• The records:
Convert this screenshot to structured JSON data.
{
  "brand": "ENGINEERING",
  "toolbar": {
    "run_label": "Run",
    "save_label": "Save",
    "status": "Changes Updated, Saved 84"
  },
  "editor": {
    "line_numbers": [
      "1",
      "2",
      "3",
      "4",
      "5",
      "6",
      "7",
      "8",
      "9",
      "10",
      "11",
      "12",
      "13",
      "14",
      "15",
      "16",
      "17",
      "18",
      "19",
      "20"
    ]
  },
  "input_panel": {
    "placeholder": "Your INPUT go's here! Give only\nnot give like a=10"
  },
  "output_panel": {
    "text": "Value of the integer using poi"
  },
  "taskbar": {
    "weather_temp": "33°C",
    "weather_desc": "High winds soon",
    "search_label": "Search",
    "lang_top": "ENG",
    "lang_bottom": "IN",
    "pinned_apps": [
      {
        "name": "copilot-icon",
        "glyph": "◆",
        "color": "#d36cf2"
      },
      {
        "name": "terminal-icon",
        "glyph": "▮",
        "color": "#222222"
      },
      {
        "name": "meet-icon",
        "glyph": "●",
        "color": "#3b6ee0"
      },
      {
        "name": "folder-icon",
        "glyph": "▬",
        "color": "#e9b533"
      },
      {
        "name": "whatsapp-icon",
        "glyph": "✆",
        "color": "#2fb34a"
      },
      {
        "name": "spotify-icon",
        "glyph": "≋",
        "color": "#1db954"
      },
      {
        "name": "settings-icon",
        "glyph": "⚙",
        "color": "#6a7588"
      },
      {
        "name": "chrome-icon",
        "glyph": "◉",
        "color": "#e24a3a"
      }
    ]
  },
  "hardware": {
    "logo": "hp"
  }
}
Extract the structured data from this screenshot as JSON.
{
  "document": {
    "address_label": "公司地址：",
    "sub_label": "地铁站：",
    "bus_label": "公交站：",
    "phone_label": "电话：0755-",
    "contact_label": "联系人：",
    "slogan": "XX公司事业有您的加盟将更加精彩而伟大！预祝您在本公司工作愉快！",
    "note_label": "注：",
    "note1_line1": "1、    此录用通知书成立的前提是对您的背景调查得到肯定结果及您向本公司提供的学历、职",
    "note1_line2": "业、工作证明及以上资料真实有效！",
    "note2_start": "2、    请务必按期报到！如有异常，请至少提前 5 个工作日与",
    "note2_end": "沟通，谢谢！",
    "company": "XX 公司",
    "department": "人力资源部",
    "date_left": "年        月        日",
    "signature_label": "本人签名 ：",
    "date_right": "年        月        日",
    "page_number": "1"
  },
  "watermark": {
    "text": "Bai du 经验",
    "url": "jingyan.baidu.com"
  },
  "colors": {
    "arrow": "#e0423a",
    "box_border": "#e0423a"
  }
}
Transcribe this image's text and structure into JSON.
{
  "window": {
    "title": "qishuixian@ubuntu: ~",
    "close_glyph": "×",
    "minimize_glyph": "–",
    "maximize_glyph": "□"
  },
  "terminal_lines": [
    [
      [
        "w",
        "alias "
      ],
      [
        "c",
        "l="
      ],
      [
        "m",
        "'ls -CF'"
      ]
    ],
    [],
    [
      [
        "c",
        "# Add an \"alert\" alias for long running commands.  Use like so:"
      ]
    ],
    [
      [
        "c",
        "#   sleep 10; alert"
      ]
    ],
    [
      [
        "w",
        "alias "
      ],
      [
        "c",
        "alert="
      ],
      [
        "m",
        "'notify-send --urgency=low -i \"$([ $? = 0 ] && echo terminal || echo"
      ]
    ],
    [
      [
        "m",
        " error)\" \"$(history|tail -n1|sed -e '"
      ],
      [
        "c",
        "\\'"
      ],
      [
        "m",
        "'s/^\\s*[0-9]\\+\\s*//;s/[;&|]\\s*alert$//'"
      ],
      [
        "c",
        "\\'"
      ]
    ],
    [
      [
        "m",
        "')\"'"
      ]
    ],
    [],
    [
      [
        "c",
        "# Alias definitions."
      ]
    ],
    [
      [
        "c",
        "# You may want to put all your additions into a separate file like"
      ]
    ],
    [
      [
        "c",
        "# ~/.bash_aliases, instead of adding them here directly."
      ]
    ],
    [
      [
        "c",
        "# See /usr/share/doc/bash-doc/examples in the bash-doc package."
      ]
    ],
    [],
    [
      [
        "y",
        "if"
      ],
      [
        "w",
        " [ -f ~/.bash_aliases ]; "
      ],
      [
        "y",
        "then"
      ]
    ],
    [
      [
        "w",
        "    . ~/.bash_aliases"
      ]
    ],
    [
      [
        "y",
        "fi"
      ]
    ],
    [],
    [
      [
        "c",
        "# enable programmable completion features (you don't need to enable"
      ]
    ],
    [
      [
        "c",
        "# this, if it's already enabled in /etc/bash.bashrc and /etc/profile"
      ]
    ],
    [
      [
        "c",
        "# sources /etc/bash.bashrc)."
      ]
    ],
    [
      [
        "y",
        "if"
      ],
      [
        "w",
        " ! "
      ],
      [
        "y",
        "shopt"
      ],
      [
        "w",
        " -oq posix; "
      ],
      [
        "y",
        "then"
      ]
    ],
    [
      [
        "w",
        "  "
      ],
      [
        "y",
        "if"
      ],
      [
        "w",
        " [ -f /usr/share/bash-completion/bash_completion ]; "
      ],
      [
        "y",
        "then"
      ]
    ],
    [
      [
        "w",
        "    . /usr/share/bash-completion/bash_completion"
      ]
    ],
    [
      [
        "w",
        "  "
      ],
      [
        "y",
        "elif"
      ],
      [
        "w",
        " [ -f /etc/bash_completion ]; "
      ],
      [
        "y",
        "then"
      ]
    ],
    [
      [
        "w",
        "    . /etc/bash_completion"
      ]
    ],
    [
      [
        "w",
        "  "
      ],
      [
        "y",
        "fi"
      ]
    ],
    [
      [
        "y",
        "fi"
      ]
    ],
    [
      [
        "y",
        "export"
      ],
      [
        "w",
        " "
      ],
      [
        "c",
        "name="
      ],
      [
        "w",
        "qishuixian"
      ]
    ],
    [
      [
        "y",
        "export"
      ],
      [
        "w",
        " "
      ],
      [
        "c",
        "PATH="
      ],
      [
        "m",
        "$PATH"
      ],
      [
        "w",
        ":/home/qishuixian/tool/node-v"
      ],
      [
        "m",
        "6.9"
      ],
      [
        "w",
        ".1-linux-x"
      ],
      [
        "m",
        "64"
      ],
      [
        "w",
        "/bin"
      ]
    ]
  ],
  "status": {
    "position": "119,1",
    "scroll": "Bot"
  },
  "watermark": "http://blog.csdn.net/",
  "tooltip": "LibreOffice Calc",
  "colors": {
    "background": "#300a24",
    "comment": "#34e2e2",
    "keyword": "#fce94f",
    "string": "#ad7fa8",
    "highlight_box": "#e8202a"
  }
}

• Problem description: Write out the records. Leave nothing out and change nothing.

• Answer space:
Convert this screenshot to structured JSON data.
{
  "brand": "ENGINEERING",
  "toolbar": {
    "run_label": "Run",
    "save_label": "Save",
    "status": "Changes Updated, Saved 84"
  },
  "editor": {
    "line_numbers": [
      "1",
      "2",
      "3",
      "4",
      "5",
      "6",
      "7",
      "8",
      "9",
      "10",
      "11",
      "12",
      "13",
      "14",
      "15",
      "16",
      "17",
      "18",
      "19",
      "20"
    ]
  },
  "input_panel": {
    "placeholder": "Your INPUT go's here! Give only\nnot give like a=10"
  },
  "output_panel": {
    "text": "Value of the integer using poi"
  },
  "taskbar": {
    "weather_temp": "33°C",
    "weather_desc": "High winds soon",
    "search_label": "Search",
    "lang_top": "ENG",
    "lang_bottom": "IN",
    "pinned_apps": [
      {
        "name": "copilot-icon",
        "glyph": "◆",
        "color": "#d36cf2"
      },
      {
        "name": "terminal-icon",
        "glyph": "▮",
        "color": "#222222"
      },
      {
        "name": "meet-icon",
        "glyph": "●",
        "color": "#3b6ee0"
      },
      {
        "name": "folder-icon",
        "glyph": "▬",
        "color": "#e9b533"
      },
      {
        "name": "whatsapp-icon",
        "glyph": "✆",
        "color": "#2fb34a"
      },
      {
        "name": "spotify-icon",
        "glyph": "≋",
        "color": "#1db954"
      },
      {
        "name": "settings-icon",
        "glyph": "⚙",
        "color": "#6a7588"
      },
      {
        "name": "chrome-icon",
        "glyph": "◉",
        "color": "#e24a3a"
      }
    ]
  },
  "hardware": {
    "logo": "hp"
  }
}
Extract the structured data from this screenshot as JSON.
{
  "document": {
    "address_label": "公司地址：",
    "sub_label": "地铁站：",
    "bus_label": "公交站：",
    "phone_label": "电话：0755-",
    "contact_label": "联系人：",
    "slogan": "XX公司事业有您的加盟将更加精彩而伟大！预祝您在本公司工作愉快！",
    "note_label": "注：",
    "note1_line1": "1、    此录用通知书成立的前提是对您的背景调查得到肯定结果及您向本公司提供的学历、职",
    "note1_line2": "业、工作证明及以上资料真实有效！",
    "note2_start": "2、    请务必按期报到！如有异常，请至少提前 5 个工作日与",
    "note2_end": "沟通，谢谢！",
    "company": "XX 公司",
    "department": "人力资源部",
    "date_left": "年        月        日",
    "signature_label": "本人签名 ：",
    "date_right": "年        月        日",
    "page_number": "1"
  },
  "watermark": {
    "text": "Bai du 经验",
    "url": "jingyan.baidu.com"
  },
  "colors": {
    "arrow": "#e0423a",
    "box_border": "#e0423a"
  }
}
Transcribe this image's text and structure into JSON.
{
  "window": {
    "title": "qishuixian@ubuntu: ~",
    "close_glyph": "×",
    "minimize_glyph": "–",
    "maximize_glyph": "□"
  },
  "terminal_lines": [
    [
      [
        "w",
        "alias "
      ],
      [
        "c",
        "l="
      ],
      [
        "m",
        "'ls -CF'"
      ]
    ],
    [],
    [
      [
        "c",
        "# Add an \"alert\" alias for long running commands.  Use like so:"
      ]
    ],
    [
      [
        "c",
        "#   sleep 10; alert"
      ]
    ],
    [
      [
        "w",
        "alias "
      ],
      [
        "c",
        "alert="
      ],
      [
        "m",
        "'notify-send --urgency=low -i \"$([ $? = 0 ] && echo terminal || echo"
      ]
    ],
    [
      [
        "m",
        " error)\" \"$(history|tail -n1|sed -e '"
      ],
      [
        "c",
        "\\'"
      ],
      [
        "m",
        "'s/^\\s*[0-9]\\+\\s*//;s/[;&|]\\s*alert$//'"
      ],
      [
        "c",
        "\\'"
      ]
    ],
    [
      [
        "m",
        "')\"'"
      ]
    ],
    [],
    [
      [
        "c",
        "# Alias definitions."
      ]
    ],
    [
      [
        "c",
        "# You may want to put all your additions into a separate file like"
      ]
    ],
    [
      [
        "c",
        "# ~/.bash_aliases, instead of adding them here directly."
      ]
    ],
    [
      [
        "c",
        "# See /usr/share/doc/bash-doc/examples in the bash-doc package."
      ]
    ],
    [],
    [
      [
        "y",
        "if"
      ],
      [
        "w",
        " [ -f ~/.bash_aliases ]; "
      ],
      [
        "y",
        "then"
      ]
    ],
    [
      [
        "w",
        "    . ~/.bash_aliases"
      ]
    ],
    [
      [
        "y",
        "fi"
      ]
    ],
    [],
    [
      [
        "c",
        "# enable programmable completion features (you don't need to enable"
      ]
    ],
    [
      [
        "c",
        "# this, if it's already enabled in /etc/bash.bashrc and /etc/profile"
      ]
    ],
    [
      [
        "c",
        "# sources /etc/bash.bashrc)."
      ]
    ],
    [
      [
        "y",
        "if"
      ],
      [
        "w",
        " ! "
      ],
      [
        "y",
        "shopt"
      ],
      [
        "w",
        " -oq posix; "
      ],
      [
        "y",
        "then"
      ]
    ],
    [
      [
        "w",
        "  "
      ],
      [
        "y",
        "if"
      ],
      [
        "w",
        " [ -f /usr/share/bash-completion/bash_completion ]; "
      ],
      [
        "y",
        "then"
      ]
    ],
    [
      [
        "w",
        "    . /usr/share/bash-completion/bash_completion"
      ]
    ],
    [
      [
        "w",
        "  "
      ],
      [
        "y",
        "elif"
      ],
      [
        "w",
        " [ -f /etc/bash_completion ]; "
      ],
      [
        "y",
        "then"
      ]
    ],
    [
      [
        "w",
        "    . /etc/bash_completion"
      ]
    ],
    [
      [
        "w",
        "  "
      ],
      [
        "y",
        "fi"
      ]
    ],
    [
      [
        "y",
        "fi"
      ]
    ],
    [
      [
        "y",
        "export"
      ],
      [
        "w",
        " "
      ],
      [
        "c",
        "name="
      ],
      [
        "w",
        "qishuixian"
      ]
    ],
    [
      [
        "y",
        "export"
      ],
      [
        "w",
        " "
      ],
      [
        "c",
        "PATH="
      ],
      [
        "m",
        "$PATH"
      ],
      [
        "w",
        ":/home/qishuixian/tool/node-v"
      ],
      [
        "m",
        "6.9"
      ],
      [
        "w",
        ".1-linux-x"
      ],
      [
        "m",
        "64"
      ],
      [
        "w",
        "/bin"
      ]
    ]
  ],
  "status": {
    "position": "119,1",
    "scroll": "Bot"
  },
  "watermark": "http://blog.csdn.net/",
  "tooltip": "LibreOffice Calc",
  "colors": {
    "background": "#300a24",
    "comment": "#34e2e2",
    "keyword": "#fce94f",
    "string": "#ad7fa8",
    "highlight_box": "#e8202a"
  }
}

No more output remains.